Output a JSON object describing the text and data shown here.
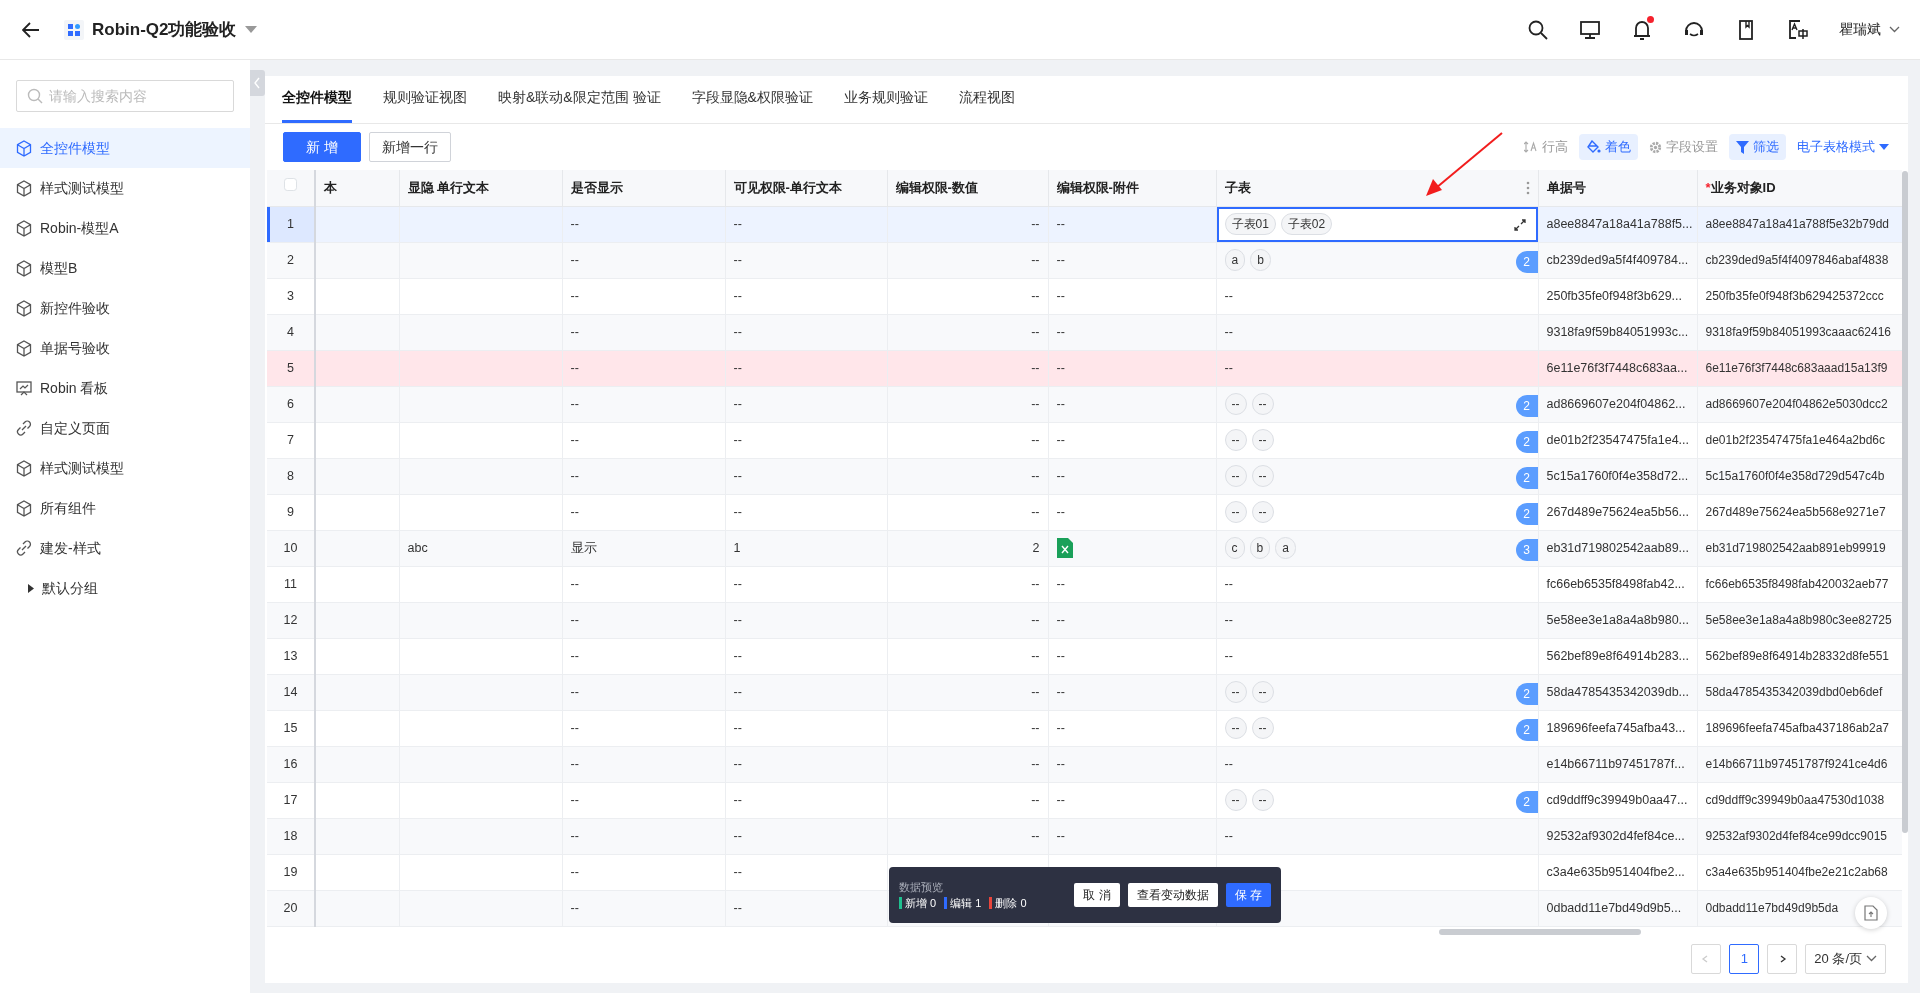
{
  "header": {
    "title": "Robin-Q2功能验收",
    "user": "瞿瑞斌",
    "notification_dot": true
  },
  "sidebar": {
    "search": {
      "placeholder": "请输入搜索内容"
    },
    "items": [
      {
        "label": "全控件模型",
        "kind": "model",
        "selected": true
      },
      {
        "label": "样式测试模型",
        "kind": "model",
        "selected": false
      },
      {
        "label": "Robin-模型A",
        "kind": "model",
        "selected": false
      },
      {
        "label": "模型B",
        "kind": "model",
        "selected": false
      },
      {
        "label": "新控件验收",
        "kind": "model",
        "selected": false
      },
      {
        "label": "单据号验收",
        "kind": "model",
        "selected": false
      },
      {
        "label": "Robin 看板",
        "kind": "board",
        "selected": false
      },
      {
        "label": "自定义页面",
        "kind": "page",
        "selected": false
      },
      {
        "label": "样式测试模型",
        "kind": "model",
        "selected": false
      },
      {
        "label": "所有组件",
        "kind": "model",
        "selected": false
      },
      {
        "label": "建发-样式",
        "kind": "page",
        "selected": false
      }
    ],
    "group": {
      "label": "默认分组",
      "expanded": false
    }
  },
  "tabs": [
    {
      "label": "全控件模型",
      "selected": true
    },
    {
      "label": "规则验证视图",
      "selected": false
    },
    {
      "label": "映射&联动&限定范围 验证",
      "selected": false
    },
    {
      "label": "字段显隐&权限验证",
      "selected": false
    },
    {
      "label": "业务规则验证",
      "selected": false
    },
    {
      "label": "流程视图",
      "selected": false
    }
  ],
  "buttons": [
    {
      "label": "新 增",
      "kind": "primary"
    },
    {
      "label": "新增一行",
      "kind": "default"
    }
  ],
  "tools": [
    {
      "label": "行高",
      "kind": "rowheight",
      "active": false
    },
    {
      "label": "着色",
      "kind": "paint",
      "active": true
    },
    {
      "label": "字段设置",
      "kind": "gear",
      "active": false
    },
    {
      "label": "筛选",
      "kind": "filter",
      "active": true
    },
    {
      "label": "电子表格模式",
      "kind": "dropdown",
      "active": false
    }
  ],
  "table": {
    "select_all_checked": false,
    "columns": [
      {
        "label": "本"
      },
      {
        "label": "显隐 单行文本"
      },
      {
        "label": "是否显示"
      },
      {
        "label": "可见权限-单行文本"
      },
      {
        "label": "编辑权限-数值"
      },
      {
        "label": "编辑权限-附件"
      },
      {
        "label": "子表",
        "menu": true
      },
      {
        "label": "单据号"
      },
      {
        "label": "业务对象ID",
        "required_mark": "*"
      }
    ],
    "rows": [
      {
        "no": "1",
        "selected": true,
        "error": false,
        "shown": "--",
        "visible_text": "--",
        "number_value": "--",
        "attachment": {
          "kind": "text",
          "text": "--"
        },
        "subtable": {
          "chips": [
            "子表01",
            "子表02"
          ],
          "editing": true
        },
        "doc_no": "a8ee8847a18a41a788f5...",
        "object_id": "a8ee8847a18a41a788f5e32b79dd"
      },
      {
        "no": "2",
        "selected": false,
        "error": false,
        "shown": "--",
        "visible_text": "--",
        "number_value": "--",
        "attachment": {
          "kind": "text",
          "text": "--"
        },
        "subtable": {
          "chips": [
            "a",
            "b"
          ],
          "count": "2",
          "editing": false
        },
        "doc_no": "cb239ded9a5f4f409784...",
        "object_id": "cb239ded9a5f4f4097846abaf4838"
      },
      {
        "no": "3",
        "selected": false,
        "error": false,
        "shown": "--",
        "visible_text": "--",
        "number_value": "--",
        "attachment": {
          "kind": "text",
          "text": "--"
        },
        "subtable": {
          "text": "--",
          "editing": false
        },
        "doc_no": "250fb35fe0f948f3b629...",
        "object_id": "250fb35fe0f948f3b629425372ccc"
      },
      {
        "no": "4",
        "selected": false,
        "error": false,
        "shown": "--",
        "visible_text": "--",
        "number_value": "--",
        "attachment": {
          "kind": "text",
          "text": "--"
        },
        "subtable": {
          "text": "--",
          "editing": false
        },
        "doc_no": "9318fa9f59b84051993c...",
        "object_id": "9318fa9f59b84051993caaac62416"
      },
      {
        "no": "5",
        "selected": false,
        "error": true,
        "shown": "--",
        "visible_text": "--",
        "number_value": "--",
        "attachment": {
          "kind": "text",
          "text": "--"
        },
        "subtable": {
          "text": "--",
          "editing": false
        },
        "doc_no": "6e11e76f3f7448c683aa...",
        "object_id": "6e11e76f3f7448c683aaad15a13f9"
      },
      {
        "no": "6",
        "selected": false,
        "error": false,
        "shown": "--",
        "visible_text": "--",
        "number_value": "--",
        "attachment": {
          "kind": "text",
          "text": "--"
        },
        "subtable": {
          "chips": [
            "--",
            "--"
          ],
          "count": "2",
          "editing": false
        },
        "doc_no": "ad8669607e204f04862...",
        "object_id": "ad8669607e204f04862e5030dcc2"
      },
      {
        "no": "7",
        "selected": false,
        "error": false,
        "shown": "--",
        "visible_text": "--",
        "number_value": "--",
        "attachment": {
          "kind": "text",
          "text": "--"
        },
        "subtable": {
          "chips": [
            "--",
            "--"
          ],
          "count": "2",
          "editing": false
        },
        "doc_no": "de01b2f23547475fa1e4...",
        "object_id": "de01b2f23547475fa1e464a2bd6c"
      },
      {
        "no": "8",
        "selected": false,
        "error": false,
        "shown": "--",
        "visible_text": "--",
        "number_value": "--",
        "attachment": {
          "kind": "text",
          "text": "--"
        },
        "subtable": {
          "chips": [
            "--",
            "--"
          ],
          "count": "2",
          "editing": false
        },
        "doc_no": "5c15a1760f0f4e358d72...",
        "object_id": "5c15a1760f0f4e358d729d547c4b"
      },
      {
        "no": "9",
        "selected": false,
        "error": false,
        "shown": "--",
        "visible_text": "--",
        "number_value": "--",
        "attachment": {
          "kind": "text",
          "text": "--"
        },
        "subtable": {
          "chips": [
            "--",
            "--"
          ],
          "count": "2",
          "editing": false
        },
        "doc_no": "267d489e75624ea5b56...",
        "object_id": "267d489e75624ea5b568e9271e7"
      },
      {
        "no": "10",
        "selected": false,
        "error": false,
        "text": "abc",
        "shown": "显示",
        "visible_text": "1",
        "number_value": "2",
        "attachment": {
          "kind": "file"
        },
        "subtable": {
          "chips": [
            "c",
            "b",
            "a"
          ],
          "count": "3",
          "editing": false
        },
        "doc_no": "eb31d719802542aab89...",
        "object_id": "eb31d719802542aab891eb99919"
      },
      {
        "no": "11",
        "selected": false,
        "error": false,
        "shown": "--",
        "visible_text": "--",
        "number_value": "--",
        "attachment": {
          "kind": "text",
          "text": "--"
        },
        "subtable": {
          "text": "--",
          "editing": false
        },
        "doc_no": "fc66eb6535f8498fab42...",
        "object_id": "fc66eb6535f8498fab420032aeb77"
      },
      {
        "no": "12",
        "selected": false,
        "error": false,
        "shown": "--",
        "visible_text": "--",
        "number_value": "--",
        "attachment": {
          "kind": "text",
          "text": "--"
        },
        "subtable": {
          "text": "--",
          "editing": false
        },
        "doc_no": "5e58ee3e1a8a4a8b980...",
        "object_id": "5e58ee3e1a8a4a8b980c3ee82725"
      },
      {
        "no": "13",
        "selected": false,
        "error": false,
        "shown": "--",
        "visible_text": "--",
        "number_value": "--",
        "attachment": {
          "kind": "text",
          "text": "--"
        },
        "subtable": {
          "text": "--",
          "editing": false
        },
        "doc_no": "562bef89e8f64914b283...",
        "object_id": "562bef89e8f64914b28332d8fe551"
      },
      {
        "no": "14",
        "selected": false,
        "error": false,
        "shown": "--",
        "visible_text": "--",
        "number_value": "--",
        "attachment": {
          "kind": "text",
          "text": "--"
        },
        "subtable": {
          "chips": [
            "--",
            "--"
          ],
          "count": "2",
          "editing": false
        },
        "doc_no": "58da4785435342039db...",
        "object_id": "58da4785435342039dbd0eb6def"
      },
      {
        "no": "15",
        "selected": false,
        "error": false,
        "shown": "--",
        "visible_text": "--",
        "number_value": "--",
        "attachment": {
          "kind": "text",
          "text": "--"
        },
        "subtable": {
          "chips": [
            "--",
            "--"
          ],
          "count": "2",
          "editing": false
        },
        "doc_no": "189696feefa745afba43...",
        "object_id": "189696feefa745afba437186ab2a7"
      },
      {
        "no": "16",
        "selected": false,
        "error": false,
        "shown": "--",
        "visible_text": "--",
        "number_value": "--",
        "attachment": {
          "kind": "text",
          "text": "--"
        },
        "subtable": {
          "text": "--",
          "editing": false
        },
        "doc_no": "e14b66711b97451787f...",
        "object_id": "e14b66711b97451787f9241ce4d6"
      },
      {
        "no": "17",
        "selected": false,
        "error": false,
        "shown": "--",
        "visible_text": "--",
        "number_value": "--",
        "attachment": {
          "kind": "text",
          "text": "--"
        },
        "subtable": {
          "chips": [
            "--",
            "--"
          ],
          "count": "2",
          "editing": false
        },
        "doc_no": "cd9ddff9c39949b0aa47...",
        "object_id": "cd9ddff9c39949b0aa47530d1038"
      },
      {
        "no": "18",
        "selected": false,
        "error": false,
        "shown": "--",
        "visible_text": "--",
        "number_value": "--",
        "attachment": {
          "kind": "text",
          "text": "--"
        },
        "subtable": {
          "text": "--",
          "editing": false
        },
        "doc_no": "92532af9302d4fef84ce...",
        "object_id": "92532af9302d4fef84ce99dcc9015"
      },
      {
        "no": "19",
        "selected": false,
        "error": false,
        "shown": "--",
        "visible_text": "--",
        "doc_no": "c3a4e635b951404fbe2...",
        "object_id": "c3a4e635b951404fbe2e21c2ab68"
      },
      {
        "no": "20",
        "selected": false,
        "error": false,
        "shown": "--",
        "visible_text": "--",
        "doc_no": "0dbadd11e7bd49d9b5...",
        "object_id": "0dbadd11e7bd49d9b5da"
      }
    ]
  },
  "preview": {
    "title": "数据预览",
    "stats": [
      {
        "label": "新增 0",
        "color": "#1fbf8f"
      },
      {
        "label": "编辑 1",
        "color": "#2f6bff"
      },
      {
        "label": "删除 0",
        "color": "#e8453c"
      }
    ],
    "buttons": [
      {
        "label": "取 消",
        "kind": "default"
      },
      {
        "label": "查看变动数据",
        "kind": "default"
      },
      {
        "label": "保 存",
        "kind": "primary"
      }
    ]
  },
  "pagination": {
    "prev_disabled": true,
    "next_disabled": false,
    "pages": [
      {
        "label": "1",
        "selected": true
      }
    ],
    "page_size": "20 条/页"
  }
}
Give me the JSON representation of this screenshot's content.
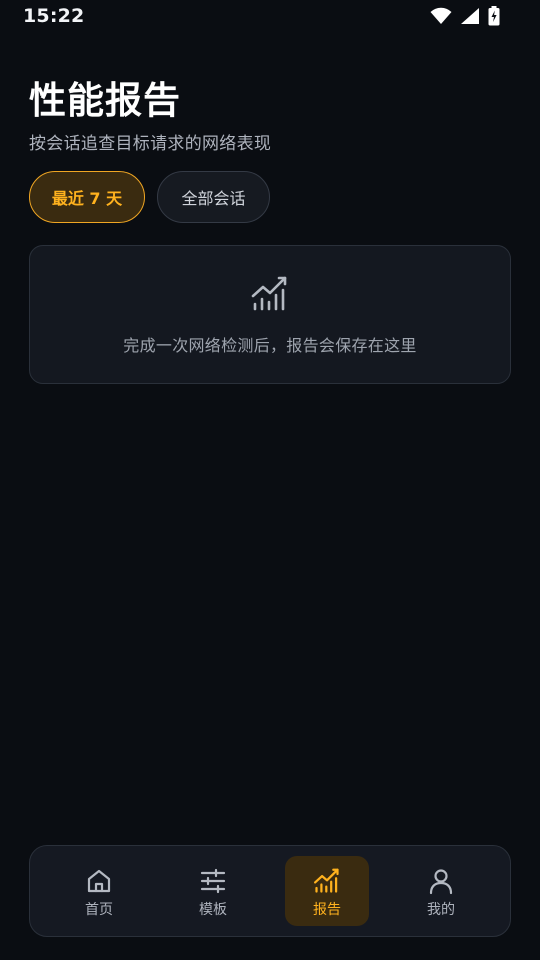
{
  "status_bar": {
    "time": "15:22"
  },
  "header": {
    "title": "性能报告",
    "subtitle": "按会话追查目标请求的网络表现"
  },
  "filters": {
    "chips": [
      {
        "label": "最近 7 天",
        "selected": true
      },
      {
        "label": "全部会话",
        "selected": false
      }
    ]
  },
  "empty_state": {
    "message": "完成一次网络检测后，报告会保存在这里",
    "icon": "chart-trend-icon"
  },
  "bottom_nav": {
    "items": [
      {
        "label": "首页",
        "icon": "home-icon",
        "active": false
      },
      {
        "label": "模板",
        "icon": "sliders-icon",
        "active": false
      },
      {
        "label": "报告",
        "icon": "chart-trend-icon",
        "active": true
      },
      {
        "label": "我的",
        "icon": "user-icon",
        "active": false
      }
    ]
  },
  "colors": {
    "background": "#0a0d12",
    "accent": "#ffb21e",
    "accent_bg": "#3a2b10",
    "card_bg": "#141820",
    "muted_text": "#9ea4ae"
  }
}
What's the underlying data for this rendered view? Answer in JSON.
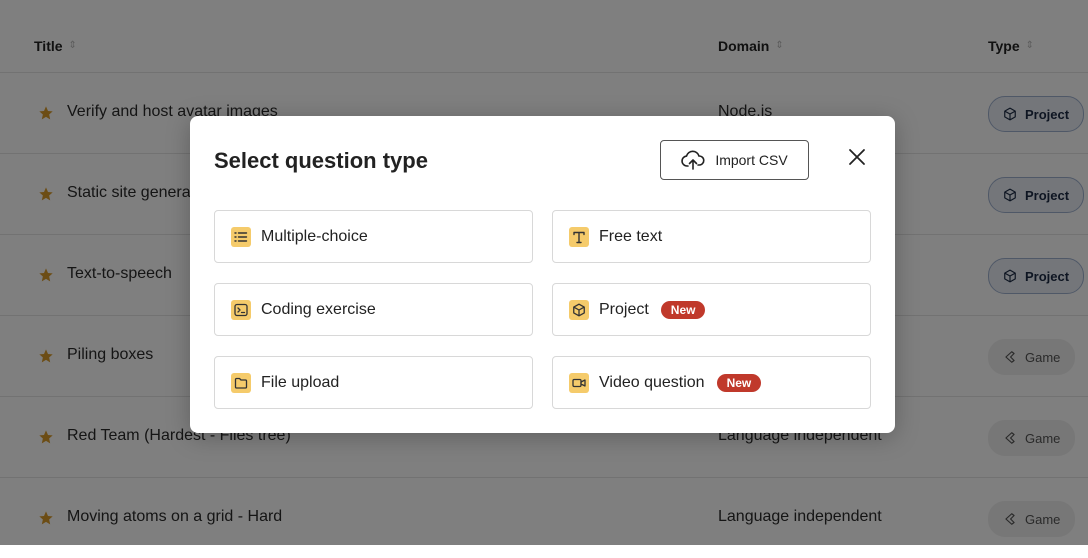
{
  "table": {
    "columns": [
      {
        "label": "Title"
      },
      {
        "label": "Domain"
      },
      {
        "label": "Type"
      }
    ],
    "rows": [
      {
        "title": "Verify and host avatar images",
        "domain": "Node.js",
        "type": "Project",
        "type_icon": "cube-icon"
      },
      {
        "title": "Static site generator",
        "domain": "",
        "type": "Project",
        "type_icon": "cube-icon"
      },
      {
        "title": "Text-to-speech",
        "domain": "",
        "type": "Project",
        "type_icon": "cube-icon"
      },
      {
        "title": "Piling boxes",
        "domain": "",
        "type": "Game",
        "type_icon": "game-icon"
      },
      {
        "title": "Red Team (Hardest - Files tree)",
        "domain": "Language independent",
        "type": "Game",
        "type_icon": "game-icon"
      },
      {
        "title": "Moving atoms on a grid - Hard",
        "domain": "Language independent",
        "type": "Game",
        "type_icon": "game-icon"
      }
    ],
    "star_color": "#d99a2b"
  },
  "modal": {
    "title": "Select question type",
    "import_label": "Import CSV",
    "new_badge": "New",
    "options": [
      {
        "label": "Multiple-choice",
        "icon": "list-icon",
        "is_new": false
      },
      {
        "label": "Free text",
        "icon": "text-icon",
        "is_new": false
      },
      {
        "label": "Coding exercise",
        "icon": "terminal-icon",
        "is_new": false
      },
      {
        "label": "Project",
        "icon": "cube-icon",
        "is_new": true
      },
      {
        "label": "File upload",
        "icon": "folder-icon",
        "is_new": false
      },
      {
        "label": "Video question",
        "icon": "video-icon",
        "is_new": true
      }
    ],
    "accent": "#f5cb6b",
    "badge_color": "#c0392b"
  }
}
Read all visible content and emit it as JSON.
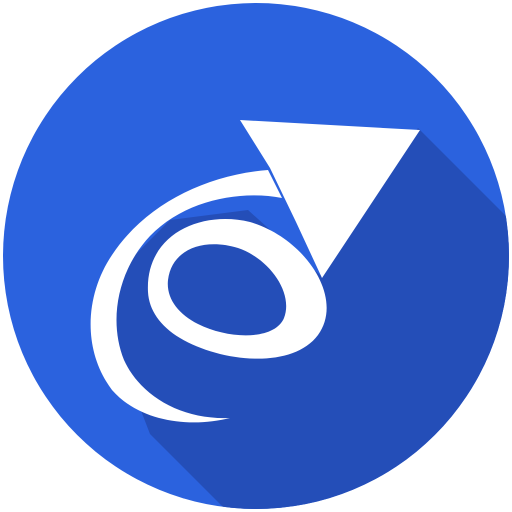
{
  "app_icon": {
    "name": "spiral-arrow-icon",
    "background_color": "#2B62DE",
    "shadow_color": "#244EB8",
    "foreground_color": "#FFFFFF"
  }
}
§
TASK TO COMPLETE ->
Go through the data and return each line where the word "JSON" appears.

EXERCISE RESPONSE ->
Output a JSON object describing the text and data shown here.
Give me the JSON representation of this screenshot's content.
What's the underlying data for this rendered view? Answer in JSON.
Read all visible content and emit it as JSON.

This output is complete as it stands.